ConservativeHome doesn't normally publish pieces from people from other parties but Baroness (Emma) Nicholson of Winterbourne raises this morning the possible consequences for disabled people of a largely elected Lords. Baroness Nicholson was once a Tory MP but defected to the Liberal Democrats. In this article she suggests that the effect on disabled people has "not really been considered" by the Deputy PM's office.
The draft Bill on House of Lords Reform at least acknowledges – even while failing to refute – some of the key arguments made by opponents of constitutional vandalism. Yet one invaluable feature of today’s upper house has been seriously overlooked, and not just in the Bill itself. The Deputy Prime Minister’s office, which is supervising the drafting of the Bill, has also failed to give it proper consideration.
I refer to the large body of disabled peers, who represent all parties and none. Their active presence in the Lords is essential if we wish to preserve the high quality of debate and unique expertise which is the special property of our Second Chamber.
A large proportion of our society is disabled, and this figure is set to grow as longevity increases. By 2020 a third of the UK’s population will be over seventy. The disabilities that arise through old age, as well as by accident or birth, are set to become ever more relevant to questions of public policy. Now, more than ever, it is vital that the insights of disabled people are embedded in the legislative process.
Yet replacing the Lords with elected ‘Senators’ would have the opposite effect, for it would shut down the main route by which disabled people can directly participate in Parliamentary politics.
Disability can be exhausting life, and the physical energy needed to fight and win an election makes serious demands of any candidate. At election time sleep-starved prospective parliamentary candidates cover many foot miles a day to canvass doorsteps, deliver leaflets and attend meetings, often in venues that would be unsuitable for wheelchair access or other forms of support. Quite simply, the frenetic pace of electioneering would be beyond the capacities of many disabled colleagues currently doing valuable work in the Lords.

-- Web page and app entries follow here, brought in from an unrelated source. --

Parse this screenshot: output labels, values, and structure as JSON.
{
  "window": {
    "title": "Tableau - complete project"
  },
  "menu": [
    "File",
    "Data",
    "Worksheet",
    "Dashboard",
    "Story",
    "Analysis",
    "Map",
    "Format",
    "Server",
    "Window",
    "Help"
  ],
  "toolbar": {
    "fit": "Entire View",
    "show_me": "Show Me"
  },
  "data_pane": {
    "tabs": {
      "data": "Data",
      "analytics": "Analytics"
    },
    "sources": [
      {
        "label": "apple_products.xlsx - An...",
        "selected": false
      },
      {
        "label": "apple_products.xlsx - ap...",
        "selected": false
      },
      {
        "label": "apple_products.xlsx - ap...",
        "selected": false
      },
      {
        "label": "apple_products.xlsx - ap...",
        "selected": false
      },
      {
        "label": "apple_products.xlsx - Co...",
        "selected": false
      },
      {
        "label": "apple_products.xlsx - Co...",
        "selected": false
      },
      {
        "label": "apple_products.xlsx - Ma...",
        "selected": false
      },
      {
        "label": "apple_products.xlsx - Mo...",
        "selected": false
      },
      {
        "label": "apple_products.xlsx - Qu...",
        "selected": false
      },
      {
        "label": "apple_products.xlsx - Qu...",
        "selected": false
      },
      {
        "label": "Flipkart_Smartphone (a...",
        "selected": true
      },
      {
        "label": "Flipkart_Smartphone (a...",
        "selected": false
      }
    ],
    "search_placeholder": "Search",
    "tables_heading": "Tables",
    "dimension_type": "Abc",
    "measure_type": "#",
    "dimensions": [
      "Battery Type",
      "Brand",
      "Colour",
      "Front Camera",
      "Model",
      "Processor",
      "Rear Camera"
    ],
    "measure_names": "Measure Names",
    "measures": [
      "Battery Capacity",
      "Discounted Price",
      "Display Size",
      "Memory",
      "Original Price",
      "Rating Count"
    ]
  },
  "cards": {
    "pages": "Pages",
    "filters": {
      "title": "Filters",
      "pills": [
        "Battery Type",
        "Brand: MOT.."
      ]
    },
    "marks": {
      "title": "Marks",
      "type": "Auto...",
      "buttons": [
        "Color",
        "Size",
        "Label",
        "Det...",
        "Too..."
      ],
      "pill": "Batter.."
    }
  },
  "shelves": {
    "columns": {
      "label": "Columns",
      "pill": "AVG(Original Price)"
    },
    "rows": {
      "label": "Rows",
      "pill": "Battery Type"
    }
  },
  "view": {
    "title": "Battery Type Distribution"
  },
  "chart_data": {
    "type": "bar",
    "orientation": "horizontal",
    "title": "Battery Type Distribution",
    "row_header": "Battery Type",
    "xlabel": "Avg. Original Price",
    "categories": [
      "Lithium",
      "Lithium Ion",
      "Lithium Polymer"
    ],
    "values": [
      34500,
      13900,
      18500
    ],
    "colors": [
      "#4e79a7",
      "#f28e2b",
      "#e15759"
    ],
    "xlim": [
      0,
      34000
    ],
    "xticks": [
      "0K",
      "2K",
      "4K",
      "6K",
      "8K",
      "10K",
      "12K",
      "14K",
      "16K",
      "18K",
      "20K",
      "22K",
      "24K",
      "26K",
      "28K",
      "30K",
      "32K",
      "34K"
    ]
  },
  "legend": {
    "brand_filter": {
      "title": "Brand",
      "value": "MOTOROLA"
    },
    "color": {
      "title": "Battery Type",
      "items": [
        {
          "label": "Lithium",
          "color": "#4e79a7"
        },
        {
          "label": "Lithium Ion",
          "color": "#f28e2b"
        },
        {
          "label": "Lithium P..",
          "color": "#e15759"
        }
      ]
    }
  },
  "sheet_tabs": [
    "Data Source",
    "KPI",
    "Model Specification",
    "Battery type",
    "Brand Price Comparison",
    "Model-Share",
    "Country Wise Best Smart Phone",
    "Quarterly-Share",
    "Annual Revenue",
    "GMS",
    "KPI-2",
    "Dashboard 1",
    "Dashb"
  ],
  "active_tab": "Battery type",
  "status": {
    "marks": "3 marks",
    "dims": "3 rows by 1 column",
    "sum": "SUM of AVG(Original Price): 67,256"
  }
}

I raised these points a few weeks ago with the Deputy Prime Minister’s office. Their response was that the issue had not really been considered, and besides disabled people could always go and sit as appointed crossbench peers.
As I pointed out, this suggestion is demeaning and discriminatory, for it implies that disabled people should be excluded from party politics – as though they lack the deep convictions about how a society should be governed that membership of a political party represents.

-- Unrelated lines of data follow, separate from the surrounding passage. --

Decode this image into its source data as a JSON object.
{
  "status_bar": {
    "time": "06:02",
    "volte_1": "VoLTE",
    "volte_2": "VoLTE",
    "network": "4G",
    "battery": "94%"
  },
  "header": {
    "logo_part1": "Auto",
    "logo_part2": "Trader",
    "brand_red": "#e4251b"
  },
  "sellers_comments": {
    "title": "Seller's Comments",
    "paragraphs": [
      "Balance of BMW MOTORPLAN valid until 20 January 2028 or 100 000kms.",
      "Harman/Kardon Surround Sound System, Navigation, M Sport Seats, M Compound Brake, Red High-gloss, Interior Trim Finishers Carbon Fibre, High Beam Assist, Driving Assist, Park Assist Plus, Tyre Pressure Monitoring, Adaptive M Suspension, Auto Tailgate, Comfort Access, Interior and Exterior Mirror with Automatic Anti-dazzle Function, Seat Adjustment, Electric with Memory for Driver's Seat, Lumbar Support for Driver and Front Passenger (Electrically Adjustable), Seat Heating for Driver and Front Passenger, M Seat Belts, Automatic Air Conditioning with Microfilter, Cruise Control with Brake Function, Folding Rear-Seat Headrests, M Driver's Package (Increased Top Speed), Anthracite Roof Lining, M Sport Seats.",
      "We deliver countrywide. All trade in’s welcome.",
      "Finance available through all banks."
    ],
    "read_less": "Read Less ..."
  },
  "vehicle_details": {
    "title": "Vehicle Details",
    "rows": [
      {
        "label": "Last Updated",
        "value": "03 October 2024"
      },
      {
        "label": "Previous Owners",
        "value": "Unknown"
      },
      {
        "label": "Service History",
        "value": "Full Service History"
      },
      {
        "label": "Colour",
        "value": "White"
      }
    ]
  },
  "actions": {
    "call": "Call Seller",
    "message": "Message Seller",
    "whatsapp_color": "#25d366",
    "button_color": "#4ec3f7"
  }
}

Instead of seeking to wipe out disabled involvement in Parliamentary politics we should be congratulating the Appointments Commission for the excellent job it has been doing to date.

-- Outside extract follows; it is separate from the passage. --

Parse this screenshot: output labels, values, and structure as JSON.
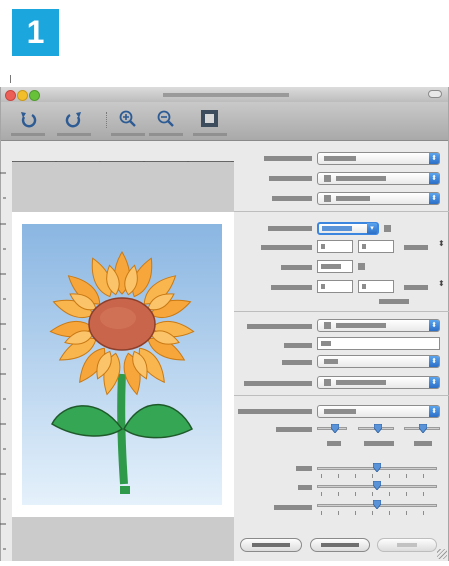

Those who wish to tamper with the British Constitution have failed to understand that democracy is not just about winning elections, it’s also about ensuring a fair hearing for the views of all citizens, regardless of who is in power. The irony is that in seeking to make the Lords more democratic Nick Clegg may make it less representative.